# ASSIGNMENT
Print each entry precisely; exclude the pictures.
BEGIN
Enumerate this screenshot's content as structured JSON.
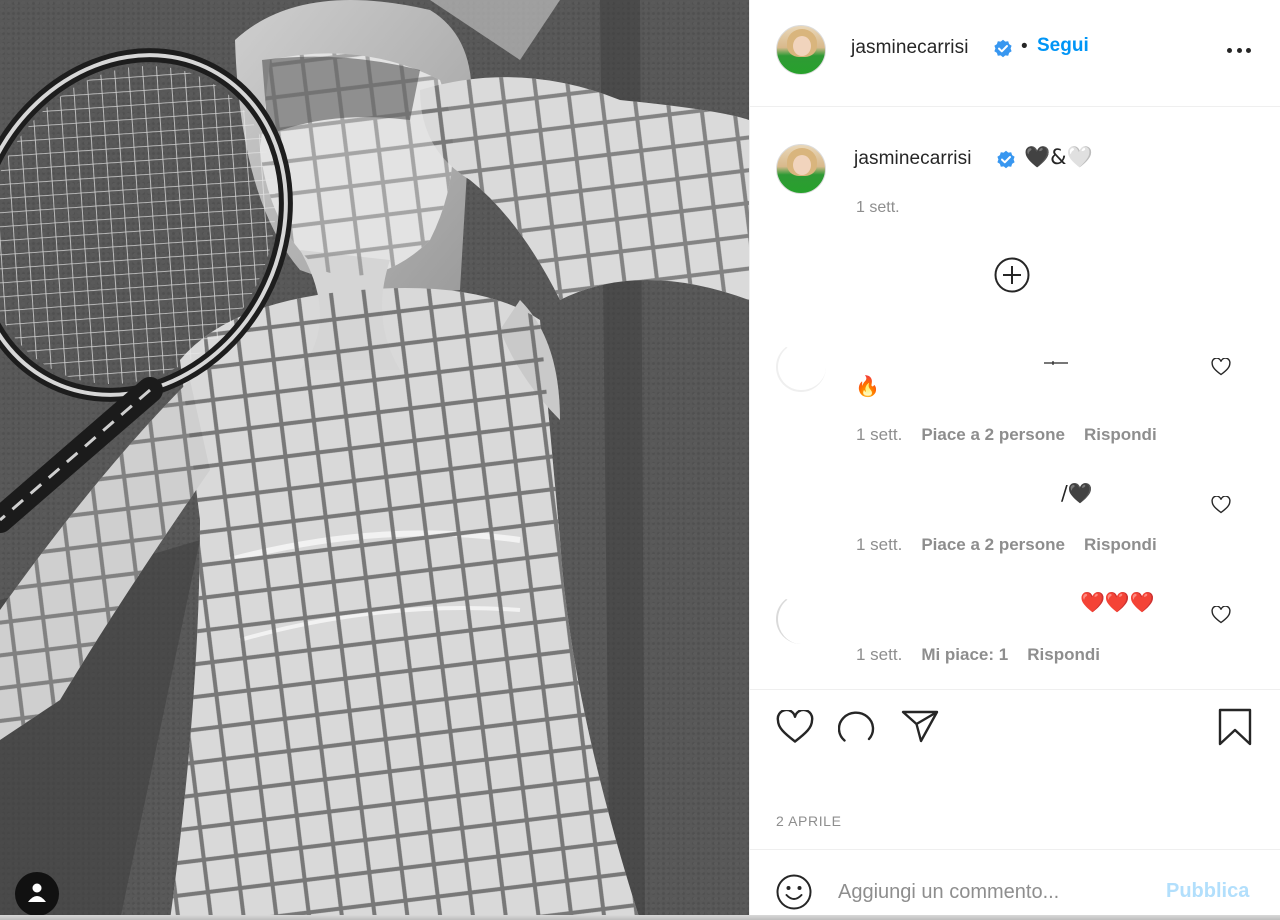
{
  "post": {
    "username": "jasminecarrisi",
    "follow_label": "Segui",
    "separator": "•",
    "caption": "🖤&🤍",
    "caption_time": "1 sett.",
    "date": "2 APRILE"
  },
  "comments": [
    {
      "text": "🔥",
      "time": "1 sett.",
      "likes": "Piace a 2 persone",
      "reply": "Rispondi"
    },
    {
      "text": "/🖤",
      "time": "1 sett.",
      "likes": "Piace a 2 persone",
      "reply": "Rispondi"
    },
    {
      "text": "❤️❤️❤️",
      "time": "1 sett.",
      "likes": "Mi piace: 1",
      "reply": "Rispondi"
    }
  ],
  "composer": {
    "placeholder": "Aggiungi un commento...",
    "publish_label": "Pubblica"
  },
  "colors": {
    "accent": "#0095f6",
    "publish_disabled": "#b2dffc",
    "secondary_text": "#8e8e8e",
    "primary_text": "#262626",
    "verified_badge": "#3897f0"
  },
  "icons": {
    "verified": "verified-badge-icon",
    "more": "more-options-icon",
    "load_more": "plus-circle-icon",
    "comment_like": "heart-icon",
    "like": "heart-icon",
    "comment": "comment-bubble-icon",
    "share": "paper-plane-icon",
    "save": "bookmark-icon",
    "emoji": "smiley-icon",
    "user_tag": "user-tag-icon"
  }
}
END
# RESULT
Enumerate this screenshot's content as structured JSON.
{
  "post": {
    "username": "jasminecarrisi",
    "follow_label": "Segui",
    "separator": "•",
    "caption": "🖤&🤍",
    "caption_time": "1 sett.",
    "date": "2 APRILE"
  },
  "comments": [
    {
      "text": "🔥",
      "time": "1 sett.",
      "likes": "Piace a 2 persone",
      "reply": "Rispondi"
    },
    {
      "text": "/🖤",
      "time": "1 sett.",
      "likes": "Piace a 2 persone",
      "reply": "Rispondi"
    },
    {
      "text": "❤️❤️❤️",
      "time": "1 sett.",
      "likes": "Mi piace: 1",
      "reply": "Rispondi"
    }
  ],
  "composer": {
    "placeholder": "Aggiungi un commento...",
    "publish_label": "Pubblica"
  },
  "colors": {
    "accent": "#0095f6",
    "publish_disabled": "#b2dffc",
    "secondary_text": "#8e8e8e",
    "primary_text": "#262626",
    "verified_badge": "#3897f0"
  },
  "icons": {
    "verified": "verified-badge-icon",
    "more": "more-options-icon",
    "load_more": "plus-circle-icon",
    "comment_like": "heart-icon",
    "like": "heart-icon",
    "comment": "comment-bubble-icon",
    "share": "paper-plane-icon",
    "save": "bookmark-icon",
    "emoji": "smiley-icon",
    "user_tag": "user-tag-icon"
  }
}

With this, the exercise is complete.